▶ [Work instructions]:
Copy every entry. Do not alter a single word.

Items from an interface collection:
----------

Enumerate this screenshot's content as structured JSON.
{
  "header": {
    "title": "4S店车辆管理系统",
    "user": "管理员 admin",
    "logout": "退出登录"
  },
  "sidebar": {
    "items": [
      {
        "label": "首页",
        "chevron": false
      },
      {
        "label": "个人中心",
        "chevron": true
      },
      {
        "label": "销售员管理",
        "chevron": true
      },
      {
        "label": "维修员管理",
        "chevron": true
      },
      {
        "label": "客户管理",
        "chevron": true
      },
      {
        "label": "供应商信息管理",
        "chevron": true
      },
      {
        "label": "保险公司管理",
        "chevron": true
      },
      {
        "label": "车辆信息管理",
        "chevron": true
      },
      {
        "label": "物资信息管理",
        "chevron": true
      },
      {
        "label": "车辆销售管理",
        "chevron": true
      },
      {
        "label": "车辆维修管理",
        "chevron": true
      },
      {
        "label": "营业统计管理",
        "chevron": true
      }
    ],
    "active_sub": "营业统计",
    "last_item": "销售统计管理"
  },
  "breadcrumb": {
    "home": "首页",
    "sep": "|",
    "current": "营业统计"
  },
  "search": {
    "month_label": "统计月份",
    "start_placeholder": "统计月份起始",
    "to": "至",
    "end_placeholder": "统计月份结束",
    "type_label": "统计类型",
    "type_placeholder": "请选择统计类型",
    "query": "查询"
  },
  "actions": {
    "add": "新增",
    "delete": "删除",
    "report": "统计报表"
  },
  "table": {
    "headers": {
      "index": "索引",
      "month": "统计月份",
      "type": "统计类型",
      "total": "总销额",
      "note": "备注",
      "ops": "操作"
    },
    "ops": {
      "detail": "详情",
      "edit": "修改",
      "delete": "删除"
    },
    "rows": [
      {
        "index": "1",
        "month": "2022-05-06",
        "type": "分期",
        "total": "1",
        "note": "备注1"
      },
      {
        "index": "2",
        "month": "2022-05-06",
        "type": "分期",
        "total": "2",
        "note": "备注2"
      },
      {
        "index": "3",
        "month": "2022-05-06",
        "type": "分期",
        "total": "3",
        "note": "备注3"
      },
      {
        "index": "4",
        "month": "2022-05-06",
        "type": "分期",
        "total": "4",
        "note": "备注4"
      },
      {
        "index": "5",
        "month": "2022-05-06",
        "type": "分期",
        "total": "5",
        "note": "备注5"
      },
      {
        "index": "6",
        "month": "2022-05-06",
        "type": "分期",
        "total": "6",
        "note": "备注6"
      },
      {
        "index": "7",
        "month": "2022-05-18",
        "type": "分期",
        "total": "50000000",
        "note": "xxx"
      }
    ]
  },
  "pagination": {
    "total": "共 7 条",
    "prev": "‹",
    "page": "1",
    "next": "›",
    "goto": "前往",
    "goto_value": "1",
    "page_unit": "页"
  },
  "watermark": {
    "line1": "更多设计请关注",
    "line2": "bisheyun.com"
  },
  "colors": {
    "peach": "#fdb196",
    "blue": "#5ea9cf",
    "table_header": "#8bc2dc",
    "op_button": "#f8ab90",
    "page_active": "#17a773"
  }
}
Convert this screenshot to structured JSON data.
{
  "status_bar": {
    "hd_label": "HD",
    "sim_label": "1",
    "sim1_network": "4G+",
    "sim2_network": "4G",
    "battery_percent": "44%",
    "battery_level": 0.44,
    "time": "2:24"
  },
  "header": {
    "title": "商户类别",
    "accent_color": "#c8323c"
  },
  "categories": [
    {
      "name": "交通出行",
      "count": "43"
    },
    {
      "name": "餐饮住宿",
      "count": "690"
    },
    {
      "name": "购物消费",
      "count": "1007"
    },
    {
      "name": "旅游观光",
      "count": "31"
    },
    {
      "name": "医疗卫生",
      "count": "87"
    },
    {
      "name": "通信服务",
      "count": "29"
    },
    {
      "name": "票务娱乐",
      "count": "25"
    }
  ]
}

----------

▶ [Exercise response]:
Enumerate this screenshot's content as structured JSON.
{
  "header": {
    "title": "4S店车辆管理系统",
    "user": "管理员 admin",
    "logout": "退出登录"
  },
  "sidebar": {
    "items": [
      {
        "label": "首页",
        "chevron": false
      },
      {
        "label": "个人中心",
        "chevron": true
      },
      {
        "label": "销售员管理",
        "chevron": true
      },
      {
        "label": "维修员管理",
        "chevron": true
      },
      {
        "label": "客户管理",
        "chevron": true
      },
      {
        "label": "供应商信息管理",
        "chevron": true
      },
      {
        "label": "保险公司管理",
        "chevron": true
      },
      {
        "label": "车辆信息管理",
        "chevron": true
      },
      {
        "label": "物资信息管理",
        "chevron": true
      },
      {
        "label": "车辆销售管理",
        "chevron": true
      },
      {
        "label": "车辆维修管理",
        "chevron": true
      },
      {
        "label": "营业统计管理",
        "chevron": true
      }
    ],
    "active_sub": "营业统计",
    "last_item": "销售统计管理"
  },
  "breadcrumb": {
    "home": "首页",
    "sep": "|",
    "current": "营业统计"
  },
  "search": {
    "month_label": "统计月份",
    "start_placeholder": "统计月份起始",
    "to": "至",
    "end_placeholder": "统计月份结束",
    "type_label": "统计类型",
    "type_placeholder": "请选择统计类型",
    "query": "查询"
  },
  "actions": {
    "add": "新增",
    "delete": "删除",
    "report": "统计报表"
  },
  "table": {
    "headers": {
      "index": "索引",
      "month": "统计月份",
      "type": "统计类型",
      "total": "总销额",
      "note": "备注",
      "ops": "操作"
    },
    "ops": {
      "detail": "详情",
      "edit": "修改",
      "delete": "删除"
    },
    "rows": [
      {
        "index": "1",
        "month": "2022-05-06",
        "type": "分期",
        "total": "1",
        "note": "备注1"
      },
      {
        "index": "2",
        "month": "2022-05-06",
        "type": "分期",
        "total": "2",
        "note": "备注2"
      },
      {
        "index": "3",
        "month": "2022-05-06",
        "type": "分期",
        "total": "3",
        "note": "备注3"
      },
      {
        "index": "4",
        "month": "2022-05-06",
        "type": "分期",
        "total": "4",
        "note": "备注4"
      },
      {
        "index": "5",
        "month": "2022-05-06",
        "type": "分期",
        "total": "5",
        "note": "备注5"
      },
      {
        "index": "6",
        "month": "2022-05-06",
        "type": "分期",
        "total": "6",
        "note": "备注6"
      },
      {
        "index": "7",
        "month": "2022-05-18",
        "type": "分期",
        "total": "50000000",
        "note": "xxx"
      }
    ]
  },
  "pagination": {
    "total": "共 7 条",
    "prev": "‹",
    "page": "1",
    "next": "›",
    "goto": "前往",
    "goto_value": "1",
    "page_unit": "页"
  },
  "watermark": {
    "line1": "更多设计请关注",
    "line2": "bisheyun.com"
  },
  "colors": {
    "peach": "#fdb196",
    "blue": "#5ea9cf",
    "table_header": "#8bc2dc",
    "op_button": "#f8ab90",
    "page_active": "#17a773"
  }
}
Convert this screenshot to structured JSON data.
{
  "status_bar": {
    "hd_label": "HD",
    "sim_label": "1",
    "sim1_network": "4G+",
    "sim2_network": "4G",
    "battery_percent": "44%",
    "battery_level": 0.44,
    "time": "2:24"
  },
  "header": {
    "title": "商户类别",
    "accent_color": "#c8323c"
  },
  "categories": [
    {
      "name": "交通出行",
      "count": "43"
    },
    {
      "name": "餐饮住宿",
      "count": "690"
    },
    {
      "name": "购物消费",
      "count": "1007"
    },
    {
      "name": "旅游观光",
      "count": "31"
    },
    {
      "name": "医疗卫生",
      "count": "87"
    },
    {
      "name": "通信服务",
      "count": "29"
    },
    {
      "name": "票务娱乐",
      "count": "25"
    }
  ]
}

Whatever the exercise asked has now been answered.